Strangely, those two videos were on almost back-to-back and were then followed The Rasmus' 'In The Shadows' video which features a woman being pulled through a mirror. Mirrors are clearly influential in videos this year.

Update: Will's comment below reminds me that I completely forgot the existence of the word 'pixellated' while writing this post. I do like the term 'digitally smeared', though.

Labour-saving devices

Matt has come up with something to make political blogging so much easier. I have been wondering recently if there's a special warblogger MT plugin that automatically generates a paragraph of text based around the theme of 'Saddam was a bad bad man'. It would explain a lot of posts.

Sunday, May 16, 2004

famous eBay complaints, number 23

I think the term is caveat emptor, isn't it? And if you can't see what I'm talking about, check the feedback.

Dude, where's my taste?

OK, I know I've just been watching the Eurovision, but the sounds of the bottom of the reality TV barrel being scraped are very loud on the other side of the Atlantic.

Casting news

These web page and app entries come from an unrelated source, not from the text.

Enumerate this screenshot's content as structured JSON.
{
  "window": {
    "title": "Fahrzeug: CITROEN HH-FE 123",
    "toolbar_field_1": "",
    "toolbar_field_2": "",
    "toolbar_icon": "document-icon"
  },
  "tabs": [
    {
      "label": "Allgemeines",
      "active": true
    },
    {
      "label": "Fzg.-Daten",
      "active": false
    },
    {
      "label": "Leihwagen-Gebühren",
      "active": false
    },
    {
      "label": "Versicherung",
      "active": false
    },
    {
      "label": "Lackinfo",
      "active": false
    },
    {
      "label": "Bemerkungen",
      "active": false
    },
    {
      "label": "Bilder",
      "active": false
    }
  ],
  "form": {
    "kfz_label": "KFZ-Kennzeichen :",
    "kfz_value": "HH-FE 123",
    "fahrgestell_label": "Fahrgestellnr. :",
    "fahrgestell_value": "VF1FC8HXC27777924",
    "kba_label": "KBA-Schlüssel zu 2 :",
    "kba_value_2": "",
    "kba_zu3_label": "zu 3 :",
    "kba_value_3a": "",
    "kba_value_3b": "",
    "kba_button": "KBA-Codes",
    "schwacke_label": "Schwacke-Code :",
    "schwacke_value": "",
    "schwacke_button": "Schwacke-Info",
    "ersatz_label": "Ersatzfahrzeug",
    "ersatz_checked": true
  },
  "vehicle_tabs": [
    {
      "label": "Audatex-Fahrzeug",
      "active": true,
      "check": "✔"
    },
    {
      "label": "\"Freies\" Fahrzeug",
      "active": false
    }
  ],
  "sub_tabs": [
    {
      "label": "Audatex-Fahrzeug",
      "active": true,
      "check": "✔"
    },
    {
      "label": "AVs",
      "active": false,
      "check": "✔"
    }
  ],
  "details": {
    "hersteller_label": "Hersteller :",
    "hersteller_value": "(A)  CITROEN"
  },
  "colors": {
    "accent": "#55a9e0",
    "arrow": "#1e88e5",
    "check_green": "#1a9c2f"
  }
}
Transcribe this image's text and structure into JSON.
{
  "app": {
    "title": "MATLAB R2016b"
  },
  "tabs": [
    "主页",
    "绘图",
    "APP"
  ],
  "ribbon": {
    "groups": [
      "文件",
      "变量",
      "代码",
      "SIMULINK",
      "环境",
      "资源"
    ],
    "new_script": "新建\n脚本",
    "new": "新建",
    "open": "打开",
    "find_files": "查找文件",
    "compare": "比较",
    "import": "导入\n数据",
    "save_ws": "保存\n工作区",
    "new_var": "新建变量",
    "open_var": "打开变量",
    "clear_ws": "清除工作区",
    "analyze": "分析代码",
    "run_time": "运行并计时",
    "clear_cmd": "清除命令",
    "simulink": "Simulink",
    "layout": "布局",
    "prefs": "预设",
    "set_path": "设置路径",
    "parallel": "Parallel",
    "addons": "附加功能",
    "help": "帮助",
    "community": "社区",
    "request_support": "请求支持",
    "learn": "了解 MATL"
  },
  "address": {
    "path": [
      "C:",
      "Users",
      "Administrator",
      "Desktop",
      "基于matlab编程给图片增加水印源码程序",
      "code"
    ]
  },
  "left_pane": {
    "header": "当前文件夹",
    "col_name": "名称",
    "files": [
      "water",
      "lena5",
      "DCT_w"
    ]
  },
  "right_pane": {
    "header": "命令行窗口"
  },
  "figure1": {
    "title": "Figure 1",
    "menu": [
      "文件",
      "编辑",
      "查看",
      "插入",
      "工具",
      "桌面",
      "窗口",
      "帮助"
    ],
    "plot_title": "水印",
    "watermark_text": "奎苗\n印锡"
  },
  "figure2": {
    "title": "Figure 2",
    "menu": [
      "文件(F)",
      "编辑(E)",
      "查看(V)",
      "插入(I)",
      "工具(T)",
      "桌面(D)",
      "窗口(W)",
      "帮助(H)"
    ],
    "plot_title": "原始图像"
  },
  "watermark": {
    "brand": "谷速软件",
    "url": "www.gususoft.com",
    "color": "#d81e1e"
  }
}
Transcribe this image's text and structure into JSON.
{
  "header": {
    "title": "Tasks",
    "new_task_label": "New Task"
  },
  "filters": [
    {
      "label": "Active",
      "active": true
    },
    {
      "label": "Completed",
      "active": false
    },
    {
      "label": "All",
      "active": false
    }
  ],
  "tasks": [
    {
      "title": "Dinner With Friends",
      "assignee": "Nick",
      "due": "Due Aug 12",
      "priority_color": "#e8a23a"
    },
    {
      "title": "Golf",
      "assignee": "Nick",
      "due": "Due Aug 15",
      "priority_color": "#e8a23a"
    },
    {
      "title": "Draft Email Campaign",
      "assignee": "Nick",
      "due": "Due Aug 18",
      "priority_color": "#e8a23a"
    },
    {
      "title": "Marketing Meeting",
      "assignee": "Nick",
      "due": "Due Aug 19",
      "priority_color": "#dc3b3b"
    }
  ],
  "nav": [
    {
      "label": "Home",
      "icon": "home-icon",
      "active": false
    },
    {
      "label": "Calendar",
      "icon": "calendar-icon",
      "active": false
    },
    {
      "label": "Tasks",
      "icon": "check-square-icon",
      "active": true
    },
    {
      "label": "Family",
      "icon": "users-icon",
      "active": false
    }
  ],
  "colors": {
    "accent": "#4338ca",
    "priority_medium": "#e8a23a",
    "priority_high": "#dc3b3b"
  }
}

Probably old news to some people, but new to me. The TV adaptation of Quite Ugly One Morning, Christopher Brookmyre's first novel appears to be coming some time this year, with James Nesbitt as Parlabane and Daniela Nardini as Sara. Could be good, though I'm still hopeful for someone taking a risk on a film version of One Fine Day In The Middle Of The Night.